This whole parenting thing takes a lot of trust.  It's hard for me to think of sending him off on a school bus to kindergarten in less than two years and not knowing what is really going to be said to him by other kids or if he's going to be bullied on the playground.  I have no control over some of the words he will hear in his young life or what mature concepts might get introduced to well before I'm ready to explain them. I can't predict who he'll meet and what kinds of teachers he'll have and who our neighbors will be when we move, most likely, for Reed's post-doc in a few years. All I can do is play with him a ton now, answer his crazy questions to the best of my ability, help him understand who God is and pray like crazy that he'll himself trust God enough to help him through the challenges to come.  That's hard, friends. That's so hard when I want to be in control of everything that happens to him!
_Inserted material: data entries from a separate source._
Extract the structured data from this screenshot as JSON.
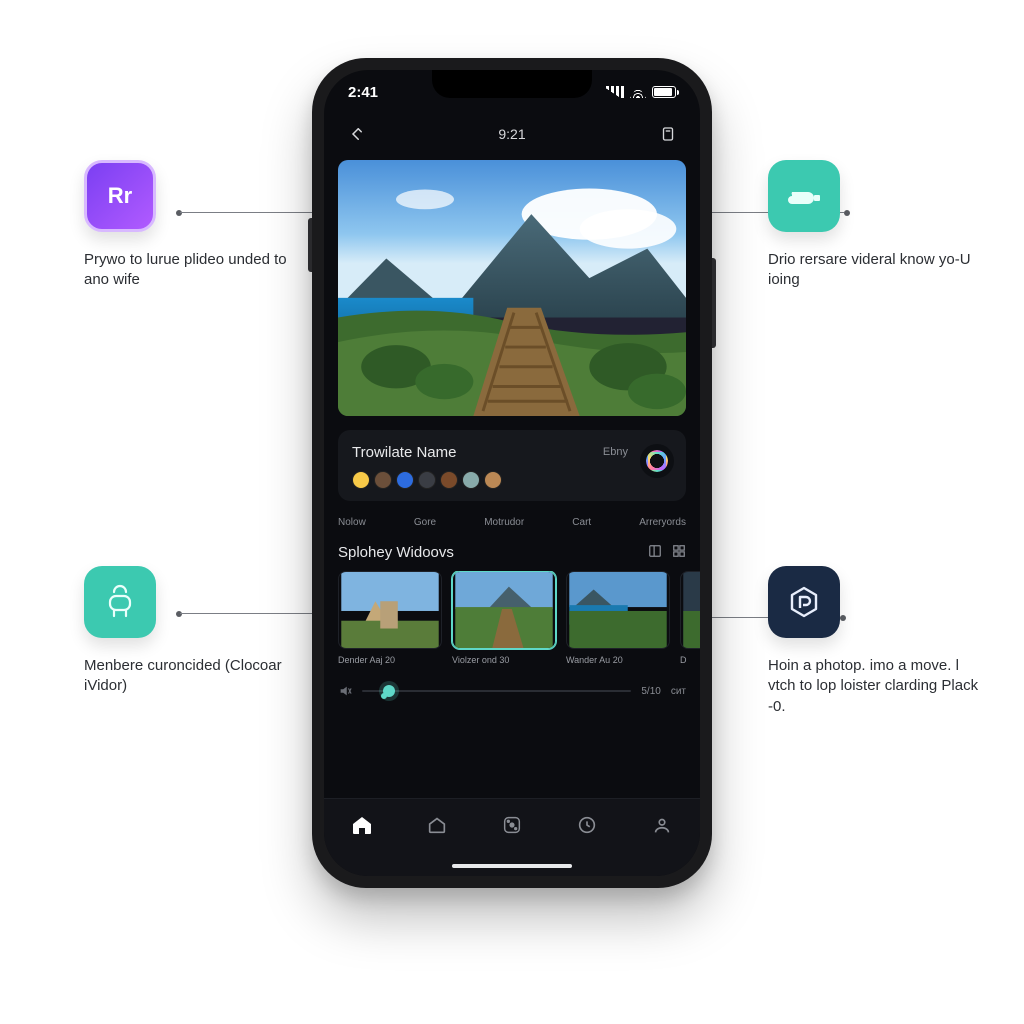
{
  "status": {
    "time": "2:41"
  },
  "header": {
    "title": "9:21"
  },
  "hero_alt": "Coastal boardwalk with mountains and blue sea",
  "info": {
    "title": "Trowilate Name",
    "badge": "Ebny"
  },
  "tabs": [
    "Nolow",
    "Gore",
    "Motrudor",
    "Cart",
    "Arreryords"
  ],
  "section": {
    "title": "Splohey Widoovs"
  },
  "thumbs": [
    {
      "caption": "Dender Aaj 20"
    },
    {
      "caption": "Violzer ond 30"
    },
    {
      "caption": "Wander Au 20"
    },
    {
      "caption": "D"
    }
  ],
  "slider": {
    "value_label": "5/10",
    "end_label": "cит"
  },
  "callouts": {
    "top_left": {
      "icon_label": "Rr",
      "text": "Prywo to lurue plideo unded to ano wife"
    },
    "top_right": {
      "text": "Drio rersare viderаl know yo-U ioing"
    },
    "bottom_left": {
      "text": "Menbere curoncided (Clocoar iVidor)"
    },
    "bottom_right": {
      "text": "Hoin a photop. imo a move. l vtch to lop loister clarding Plаck -0."
    }
  }
}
But, as I step back and watch him in this growing up thing I'm struck anew by how crazy God is. By how beautiful it is that he's told us to have faith like a little child because when I hear the questions my son asks about God, when I hear his trust that God is with him and answers his prayers and will give him courage for the things he's afraid of, I'm reminded that sometimes I just make things too complicated. I worry too much about so many little questions, about ridiculous things like whether my son will lock himself in his room when he's a teenager, that I can just miss the bigger picture, miss the ways that God is changing me and growing me as I watch my own son grow.

So, I'm trying to step back a little from all those little ways I could panic. Let myself chuckle when the soy milk requests come and help him know that no matter how he changes or how quickly it seems he grows up, God and I are right beside him all the way.

And that we'll never, never be too old to climb a tree!